▸ **BRIEF**
The lines that make up this material should each be returned exactly.

-- Opening Marker --

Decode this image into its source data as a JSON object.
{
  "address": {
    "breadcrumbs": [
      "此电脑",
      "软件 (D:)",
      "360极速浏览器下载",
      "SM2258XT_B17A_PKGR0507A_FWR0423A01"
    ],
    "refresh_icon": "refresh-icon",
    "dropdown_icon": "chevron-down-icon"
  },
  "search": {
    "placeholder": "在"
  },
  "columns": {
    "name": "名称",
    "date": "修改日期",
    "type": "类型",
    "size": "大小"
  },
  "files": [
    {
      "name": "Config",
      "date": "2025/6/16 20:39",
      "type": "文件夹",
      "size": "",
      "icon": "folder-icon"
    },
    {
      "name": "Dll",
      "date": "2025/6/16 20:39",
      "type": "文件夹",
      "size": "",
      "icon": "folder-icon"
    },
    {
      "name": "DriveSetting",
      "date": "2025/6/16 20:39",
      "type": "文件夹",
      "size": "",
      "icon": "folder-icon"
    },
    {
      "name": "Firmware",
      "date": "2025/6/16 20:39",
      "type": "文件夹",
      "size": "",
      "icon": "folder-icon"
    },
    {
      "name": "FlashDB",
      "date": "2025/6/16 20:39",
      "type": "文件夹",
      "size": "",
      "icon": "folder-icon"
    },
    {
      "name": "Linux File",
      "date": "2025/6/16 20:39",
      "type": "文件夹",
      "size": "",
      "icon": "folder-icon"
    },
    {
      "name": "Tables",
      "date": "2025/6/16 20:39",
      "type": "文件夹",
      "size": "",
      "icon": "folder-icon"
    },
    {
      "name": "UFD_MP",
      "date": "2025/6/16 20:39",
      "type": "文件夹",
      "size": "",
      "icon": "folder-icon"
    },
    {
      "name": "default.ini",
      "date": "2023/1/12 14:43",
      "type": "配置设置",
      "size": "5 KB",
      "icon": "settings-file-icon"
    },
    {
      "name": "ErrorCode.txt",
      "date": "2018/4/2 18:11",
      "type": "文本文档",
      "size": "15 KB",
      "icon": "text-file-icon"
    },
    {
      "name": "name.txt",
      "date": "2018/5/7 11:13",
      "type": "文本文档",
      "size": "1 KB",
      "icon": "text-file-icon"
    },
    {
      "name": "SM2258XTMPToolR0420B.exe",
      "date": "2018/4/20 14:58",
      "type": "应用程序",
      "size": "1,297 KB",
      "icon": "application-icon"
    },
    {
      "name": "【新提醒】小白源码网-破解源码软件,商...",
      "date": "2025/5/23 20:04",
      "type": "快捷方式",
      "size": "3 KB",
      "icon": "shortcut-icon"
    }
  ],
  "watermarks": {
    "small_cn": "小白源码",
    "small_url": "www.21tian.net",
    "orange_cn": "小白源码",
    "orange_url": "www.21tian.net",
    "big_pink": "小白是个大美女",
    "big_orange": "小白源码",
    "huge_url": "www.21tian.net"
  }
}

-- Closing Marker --

▸ **WRITTEN RESPONSE**
Decode this image into its source data as a JSON object.
{
  "address": {
    "breadcrumbs": [
      "此电脑",
      "软件 (D:)",
      "360极速浏览器下载",
      "SM2258XT_B17A_PKGR0507A_FWR0423A01"
    ],
    "refresh_icon": "refresh-icon",
    "dropdown_icon": "chevron-down-icon"
  },
  "search": {
    "placeholder": "在"
  },
  "columns": {
    "name": "名称",
    "date": "修改日期",
    "type": "类型",
    "size": "大小"
  },
  "files": [
    {
      "name": "Config",
      "date": "2025/6/16 20:39",
      "type": "文件夹",
      "size": "",
      "icon": "folder-icon"
    },
    {
      "name": "Dll",
      "date": "2025/6/16 20:39",
      "type": "文件夹",
      "size": "",
      "icon": "folder-icon"
    },
    {
      "name": "DriveSetting",
      "date": "2025/6/16 20:39",
      "type": "文件夹",
      "size": "",
      "icon": "folder-icon"
    },
    {
      "name": "Firmware",
      "date": "2025/6/16 20:39",
      "type": "文件夹",
      "size": "",
      "icon": "folder-icon"
    },
    {
      "name": "FlashDB",
      "date": "2025/6/16 20:39",
      "type": "文件夹",
      "size": "",
      "icon": "folder-icon"
    },
    {
      "name": "Linux File",
      "date": "2025/6/16 20:39",
      "type": "文件夹",
      "size": "",
      "icon": "folder-icon"
    },
    {
      "name": "Tables",
      "date": "2025/6/16 20:39",
      "type": "文件夹",
      "size": "",
      "icon": "folder-icon"
    },
    {
      "name": "UFD_MP",
      "date": "2025/6/16 20:39",
      "type": "文件夹",
      "size": "",
      "icon": "folder-icon"
    },
    {
      "name": "default.ini",
      "date": "2023/1/12 14:43",
      "type": "配置设置",
      "size": "5 KB",
      "icon": "settings-file-icon"
    },
    {
      "name": "ErrorCode.txt",
      "date": "2018/4/2 18:11",
      "type": "文本文档",
      "size": "15 KB",
      "icon": "text-file-icon"
    },
    {
      "name": "name.txt",
      "date": "2018/5/7 11:13",
      "type": "文本文档",
      "size": "1 KB",
      "icon": "text-file-icon"
    },
    {
      "name": "SM2258XTMPToolR0420B.exe",
      "date": "2018/4/20 14:58",
      "type": "应用程序",
      "size": "1,297 KB",
      "icon": "application-icon"
    },
    {
      "name": "【新提醒】小白源码网-破解源码软件,商...",
      "date": "2025/5/23 20:04",
      "type": "快捷方式",
      "size": "3 KB",
      "icon": "shortcut-icon"
    }
  ],
  "watermarks": {
    "small_cn": "小白源码",
    "small_url": "www.21tian.net",
    "orange_cn": "小白源码",
    "orange_url": "www.21tian.net",
    "big_pink": "小白是个大美女",
    "big_orange": "小白源码",
    "huge_url": "www.21tian.net"
  }
}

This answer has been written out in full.